Physical distancing means many of us aren't seeing our family and friends, so it is important to phone or video call them to keep in touch and increase your social activity. If you're having to social isolate or are shielding due to being at risk, you should try to keep in contact with people as much as you can.

Call RAMH First Crisis freephone on 0800 221 8929 (or 0141 848 9090at standard rate) if you have depression, thoughts of self-harm, bipolar disorder, anxiety and other conditions and need support. The service is available seven days a week, 365 days a year, Monday to Friday from 9am to 8pm and on Saturdays and Sundays from 9am to 5pm.

You might also be suffering from financial hardship. Please get in touch with free and impartial money advice services, such as the Council's Advice Works service on 0300 300 1238.

The NHS website has resources and advice to support your mental health during the coronavirus pandemic. 

If you struggled with your mental health before the outbreak of coronavirus, you should call your GP or your care team first. If you're unable to talk to them, call 111 or in an emergency call for an ambulance on 999.

Help and support


Support for older adults

Anyone aged 70 or older is being asked by the NHS to stay at home for 12 weeks. This shielding is to protect as many lives as possible, but we know that for some older people this will mean reduced social contact and this can negatively impact mental wellbeing. 

It's important that you continue to talk to family and friends, whether by phone or going online to video call them. There is a helpful how-to article on video calling on the BBC website

For more advice and support, visit Age UK's website


Where to find additional support

Age UK 0800 12 44 222 

Anxiety UK 03444 775 773or text service 07537 416 905

Breathing Space 0800 83 85 87

Childline 0800 1111

Children 1st coping with stress

Children 1st mental wellbeing advice

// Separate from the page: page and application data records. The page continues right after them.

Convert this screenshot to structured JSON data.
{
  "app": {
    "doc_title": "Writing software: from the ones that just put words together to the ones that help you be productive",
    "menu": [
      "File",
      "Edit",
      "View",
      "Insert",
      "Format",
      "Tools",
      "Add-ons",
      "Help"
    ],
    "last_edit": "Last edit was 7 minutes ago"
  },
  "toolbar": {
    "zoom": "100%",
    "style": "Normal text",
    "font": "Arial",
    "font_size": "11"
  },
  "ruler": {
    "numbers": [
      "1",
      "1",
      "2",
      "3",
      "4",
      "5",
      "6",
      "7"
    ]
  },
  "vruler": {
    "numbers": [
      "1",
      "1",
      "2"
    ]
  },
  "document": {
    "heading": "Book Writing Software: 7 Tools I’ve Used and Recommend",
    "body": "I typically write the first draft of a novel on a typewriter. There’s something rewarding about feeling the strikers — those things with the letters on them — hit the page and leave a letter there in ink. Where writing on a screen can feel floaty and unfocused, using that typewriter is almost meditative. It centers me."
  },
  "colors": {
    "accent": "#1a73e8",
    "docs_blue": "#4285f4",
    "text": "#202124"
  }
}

Choose Life Renfrewshire support

CRISIS counselling

Mental Health

NHS Inform mental wellbeing information

NHS Inform tips on improving your mental health

RAMH First Crisis 0141 848 9090

Samaritans 116 123,text service 07725 90 90 90or email service jo@samaritans.org

Scottish Association for Mental Health (SAMH)

SHOUT! crisis support text shout to 85258

Suicide Awareness Voices of Education (SAVE) 1800 273 8255

Survivors of Bereavement by Suicide (SOBS)

You First advocacy service

Young Minds Parent Helpline 0808 802 5544